In the wake of the toppling of the Saddam Hussein regime in Baghdad, the mood at the Millennium Bridge Rainbow Peace Camp, in York, now 13 tents strong and almost three weeks old, is subdued, but not downhearted.

The camp is set to break up in the next couple of weeks, and Gareth Spiderz, of York Artists Against The War assured locals that when they did, they would be "leaving flowers, not rubbish".

Mr Spiderz praised local people for their support, saying they had been "fantastic", and reaction to the camp had been positive, bar a few "rogue opinions".

People from the surrounding area have visited the camp to see the environmentally-friendly sculptures that the artists have put up, including a giant "multi-cultural dove", signed with blessings in different languages, and a prayer tree, to which are tied messages about the war, some obviously from children. The camp has seen two fire festivals and a crafts day and has attracted visits from radio, press and cable TV reporters.

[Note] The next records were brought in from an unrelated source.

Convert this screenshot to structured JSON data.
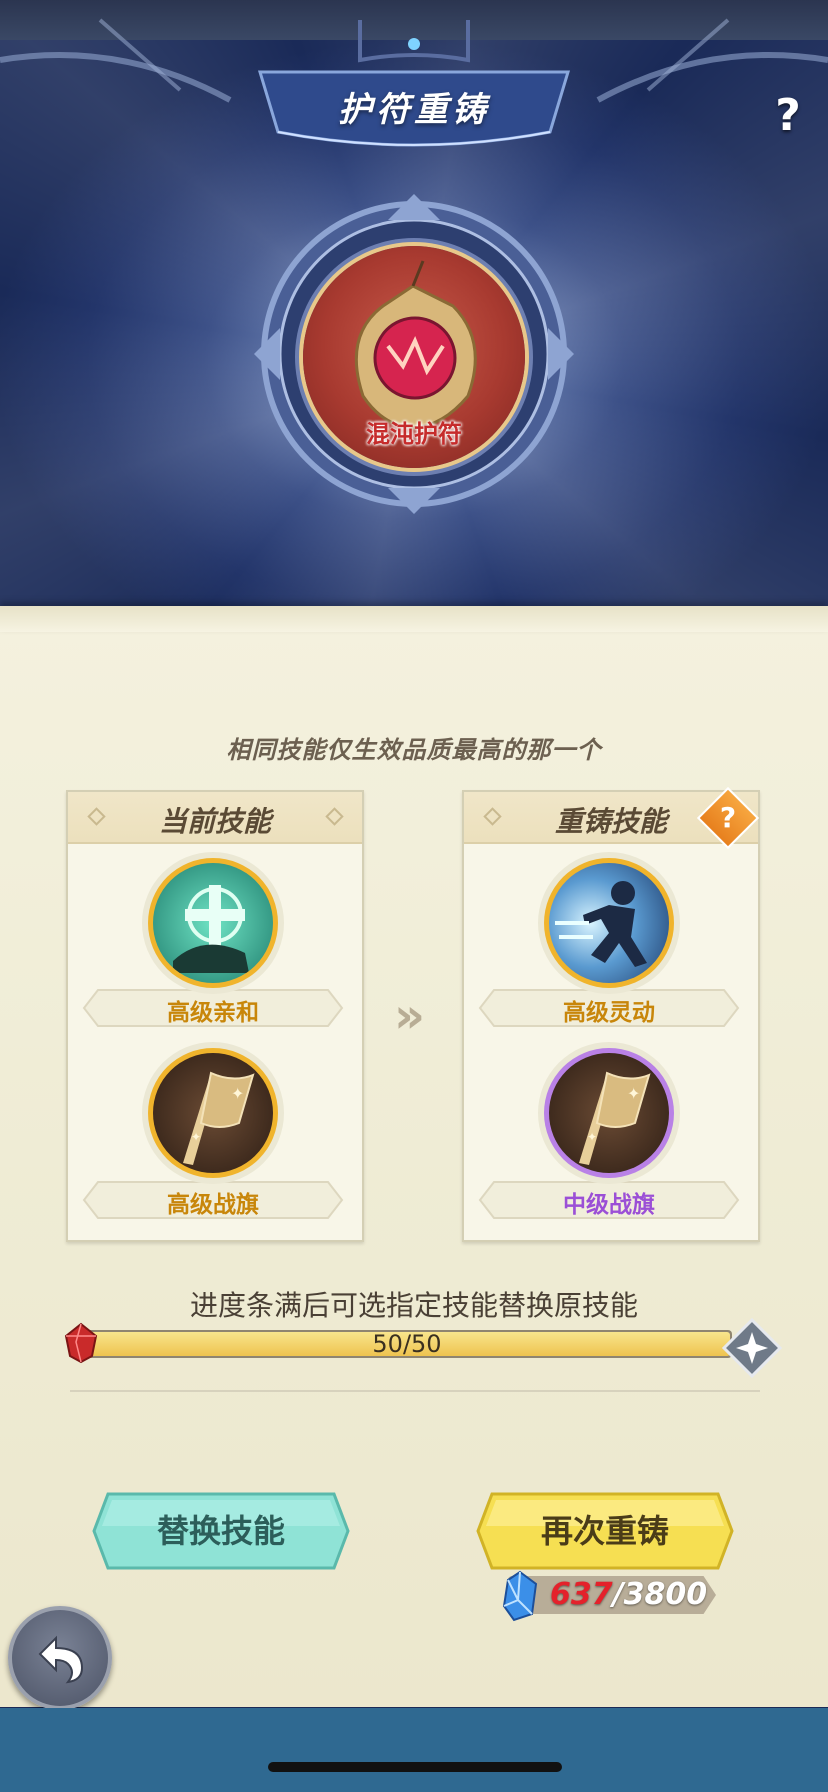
{
  "header": {
    "title": "护符重铸",
    "help_icon": "question-mark-icon"
  },
  "amulet": {
    "name": "混沌护符",
    "icon": "chaos-amulet-icon"
  },
  "note": "相同技能仅生效品质最高的那一个",
  "current_skills": {
    "title": "当前技能",
    "items": [
      {
        "label": "高级亲和",
        "icon": "affinity-cross-icon",
        "color": "#c8860a"
      },
      {
        "label": "高级战旗",
        "icon": "war-banner-icon",
        "color": "#c8860a"
      }
    ]
  },
  "reforge_skills": {
    "title": "重铸技能",
    "help_icon": "orange-question-icon",
    "items": [
      {
        "label": "高级灵动",
        "icon": "agility-runner-icon",
        "color": "#c8860a"
      },
      {
        "label": "中级战旗",
        "icon": "war-banner-icon",
        "color": "#9b4fd6"
      }
    ]
  },
  "progress": {
    "description": "进度条满后可选指定技能替换原技能",
    "text": "50/50",
    "fraction": 1.0
  },
  "buttons": {
    "replace_label": "替换技能",
    "reforge_label": "再次重铸"
  },
  "cost": {
    "current": "637",
    "total": "/3800",
    "icon": "blue-crystal-icon"
  },
  "back_icon": "back-arrow-icon"
}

Mr Spiderz, of Scott Way, Acomb, said he still felt that the camp had "achieved something positive on behalf of the peaceful people of York", and the work of peace organisations like York Artists Against The War was not over.

They would carry on their "continuing mission" elsewhere. The protesters plan to meet York MP Hugh Bayley soon, to discuss their concerns.

These include fears for the future of the Middle East following the war. Mr Spiderz described the triumphant scenes in Baghdad as the "calm before the storm", and feared both the future of American foreign policy, and retaliation in the Middle East from extremist Islamic groups.

He also said that though the protesters were anti-war, they "supported all the troops" and just wanted to "bring them back home".

The protesters were torn about the "liberation" of the Iraqi people. They welcomed the toppling of Saddam, but wondered if Iraqi trust in the coalition was justified.

Ken Curran, of Burdyke Avenue, Clifton, said that while he was "happy Saddam is dead", he did not think that cheering crowds justified the war, and urged people to look at the bigger picture.

Updated: 09:43 Saturday, April 12, 2003